|Posted on June 16, 2016 at 9:45 AM|
Role in One World Shop
On the 4th of May we interviewed, Ruth Dorner, one of the councilors of Neumarkt Stadt responsible for the portfolio of Sustainability. She is also one of the founding members of the Non-Profit Organization called the One World Shop in Neumarkt Stadt (Eine Welt Laden Neumarkt e.V). The shop was established in 1983 through a practical idea to help communities in developing countries. Before the shop was founded, they used to make events and sell products and use this money to help support the developing countries from which these products originated. For instance, they had a project through which they collected money to support women in Zambia. The One World Shop is the result of the vision of this movement and it has grown in strength every year.The idea of promoting Fairtrade originated from the student towns around Neumarkt but this movement has now grown and become a movement throughout Germany. The one world movement used to be strongly supported by congregations around the town. Even though their support has decreased, the shop is still standing and is now supported by members from the surrounding communities. The One World Shop is run like a club or an organization. The members of have control over what products they buy and sell and what projects they support. The labels on the Fairtrade products are certified by https://www.fairtrade-deutschland.de/service/ueber-transfair-ev.html" target="_blank" rel="nofollow">Transfair and this informs their customer that their products are genuinely Fairtrade. The One World Shop in Neumarkt is free to choose which products they sell regardless of the labelling. The members only support commendable projects so whether any product has a label from Transfair or not, it is always guaranteed that all the products are produced in a fair way. Not only does the shop support developing countries, but they also support local production by selling products from a German disability workshop.
The shop itself tries its best to do daily energy saving as well as recycling of plastic and paper. They had a big discussion at a meeting with the members of an organization selling the “Coffee to go’’ (coffee in a paper cup). One member suggested that this product should be discontinued, because they want to reduce their contribution to pollution. It was decided that this cannot happen, because as a lot of customers only come to the shop for this coffee. There is always this constant struggle between what the shop wants and what their customers demand. She wishes to use the One World Shop to change people’s mind sets and attitudes about life and their surroundings. One way to achieve this is through education. One way of doing education is by making use of the Fairtrade Trail, the educational tool used to educate learners about what Fairtrade is and how this initiative helps communities around the world. This tool was developed in Bavaria and is available for hire from the One World Shop. The idea that Ruth and her team had with this Fairtrade Trail was to have one room where education can take place. They also offer workshops and exhibitions for people of all ages on topics like climate, paper, football, chocolate, plastic, paper and many more.

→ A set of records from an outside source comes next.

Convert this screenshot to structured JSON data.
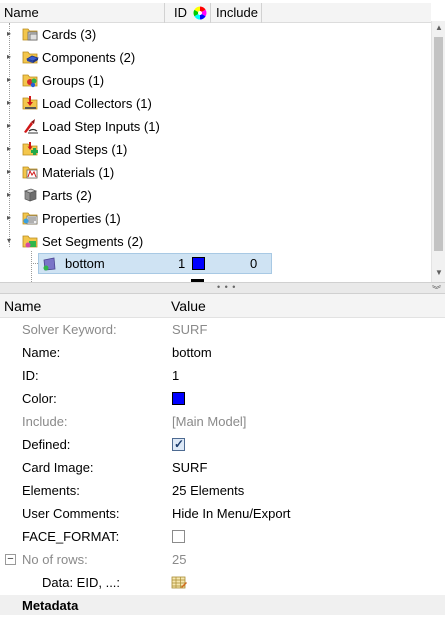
{
  "tree": {
    "columns": {
      "name": "Name",
      "id": "ID",
      "include": "Include"
    },
    "items": [
      {
        "label": "Cards (3)",
        "icon": "cards-icon",
        "expanded": false
      },
      {
        "label": "Components (2)",
        "icon": "components-icon",
        "expanded": false
      },
      {
        "label": "Groups (1)",
        "icon": "groups-icon",
        "expanded": false
      },
      {
        "label": "Load Collectors (1)",
        "icon": "load-collectors-icon",
        "expanded": false
      },
      {
        "label": "Load Step Inputs (1)",
        "icon": "load-step-inputs-icon",
        "expanded": false
      },
      {
        "label": "Load Steps (1)",
        "icon": "load-steps-icon",
        "expanded": false
      },
      {
        "label": "Materials (1)",
        "icon": "materials-icon",
        "expanded": false
      },
      {
        "label": "Parts (2)",
        "icon": "parts-icon",
        "expanded": false
      },
      {
        "label": "Properties (1)",
        "icon": "properties-icon",
        "expanded": false
      },
      {
        "label": "Set Segments (2)",
        "icon": "set-segments-icon",
        "expanded": true
      }
    ],
    "selected_child": {
      "label": "bottom",
      "id": "1",
      "include": "0",
      "color": "#0000ff"
    }
  },
  "props": {
    "columns": {
      "name": "Name",
      "value": "Value"
    },
    "rows": {
      "solver_keyword": {
        "name": "Solver Keyword:",
        "value": "SURF"
      },
      "name": {
        "name": "Name:",
        "value": "bottom"
      },
      "id": {
        "name": "ID:",
        "value": "1"
      },
      "color": {
        "name": "Color:",
        "value": "#0000ff"
      },
      "include": {
        "name": "Include:",
        "value": "[Main Model]"
      },
      "defined": {
        "name": "Defined:",
        "checked": true
      },
      "card_image": {
        "name": "Card Image:",
        "value": "SURF"
      },
      "elements": {
        "name": "Elements:",
        "value": "25 Elements"
      },
      "user_comments": {
        "name": "User Comments:",
        "value": "Hide In Menu/Export"
      },
      "face_format": {
        "name": "FACE_FORMAT:",
        "checked": false
      },
      "no_of_rows": {
        "name": "No of rows:",
        "value": "25"
      },
      "data": {
        "name": "Data: EID, ...:"
      }
    },
    "metadata_label": "Metadata"
  },
  "colors": {
    "selection": "#cfe3f3",
    "accent": "#0000ff"
  }
}
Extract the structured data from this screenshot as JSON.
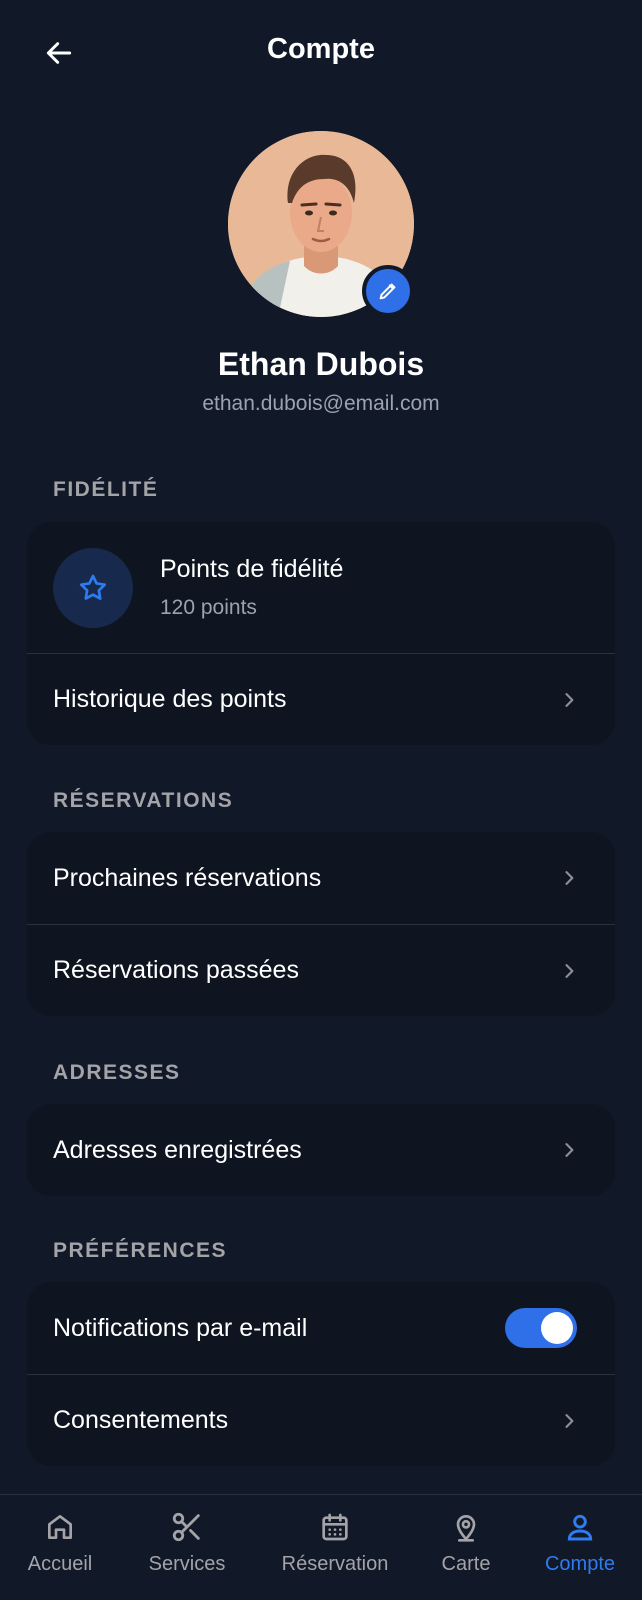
{
  "header": {
    "title": "Compte"
  },
  "profile": {
    "name": "Ethan Dubois",
    "email": "ethan.dubois@email.com"
  },
  "sections": {
    "loyalty": {
      "label": "FIDÉLITÉ",
      "points_title": "Points de fidélité",
      "points_value": "120 points",
      "history_label": "Historique des points"
    },
    "reservations": {
      "label": "RÉSERVATIONS",
      "upcoming_label": "Prochaines réservations",
      "past_label": "Réservations passées"
    },
    "addresses": {
      "label": "ADRESSES",
      "saved_label": "Adresses enregistrées"
    },
    "preferences": {
      "label": "PRÉFÉRENCES",
      "email_notifications_label": "Notifications par e-mail",
      "email_notifications_on": true,
      "consents_label": "Consentements"
    }
  },
  "nav": {
    "items": [
      {
        "label": "Accueil",
        "icon": "home-icon",
        "active": false
      },
      {
        "label": "Services",
        "icon": "scissors-icon",
        "active": false
      },
      {
        "label": "Réservation",
        "icon": "calendar-icon",
        "active": false
      },
      {
        "label": "Carte",
        "icon": "map-pin-icon",
        "active": false
      },
      {
        "label": "Compte",
        "icon": "user-icon",
        "active": true
      }
    ]
  },
  "colors": {
    "background": "#111827",
    "card": "#0e1420",
    "accent": "#2f6fe8",
    "muted_text": "#9ca3af"
  }
}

Other projects that are organized through the One World Shop are projects where pupils take a tour around the town and find the shops that offer Fairtrade products. One project that is still in the pipeline is the Coffee Mobile and it is planned to be finished by the beginning of June this year. They also have a project that focuses on the usage of solar energy to prepare food. This is done by using a special cooker that runs on solar energy and was used at the Altstadtfest. This makes people aware of green energy and their uses.
All of these concepts and project ideas have been developed over the past 30 years by Ruth and the members of the organization, including the second chief of the One World Shop.
Background on Ruth as a council member:
With no background in politics, Ruth was asked to stand as a candidate for a seat on the council of Neumarkt in 2012. The previous mayor of the town recommended Ruth because of her involvement in the One World Shop. She promised herself that if she took this position, she will not change the person she is, her beliefs or her opinions. After her first candidacy she won her seat on the council which is very rare. The inhabitants of Neumarkt wanted to become more involved in the town’s political issues and decisions. Ruth was put in charge of the program named Agenda 21 which involves allot of public participation and the mayor thought that this was the perfect program for her as she had much experience in public involvement through her work at the One World Shop. This was a big project to take on, especially for a recently elected official. In 2004, climate protection and public involvement were added to the mission statement of the town of Neumarkt. The Bürgerhaus was the first project to address these issues. The building was empty and needed work done which Ruth managed to achieve as the building was restored with a very low budget she had at her disposal. They took on a new project at the Bürgerhaus every year and the result of those projects is the current building we have now which houses the Neumarkt Office for Supporting Sustainability. All the projects that do not integrate into other municipal departments are given to the office in the Bürgerhaus, like climate change topics, Fairtrade, social projects (child daycare), volunteering work, etc. What makes these projects and this department important is that they all have some sort of public participation aspect. Her entire career is based on her deciding to make a difference in people’s minds and also her engagement in projects that stand for social justice.
Ruth defines sustainability by wanting to give the children of her children a better future and the possibility of having a life like hers. One day she wants to be able to say that she did her best in reaching this goal.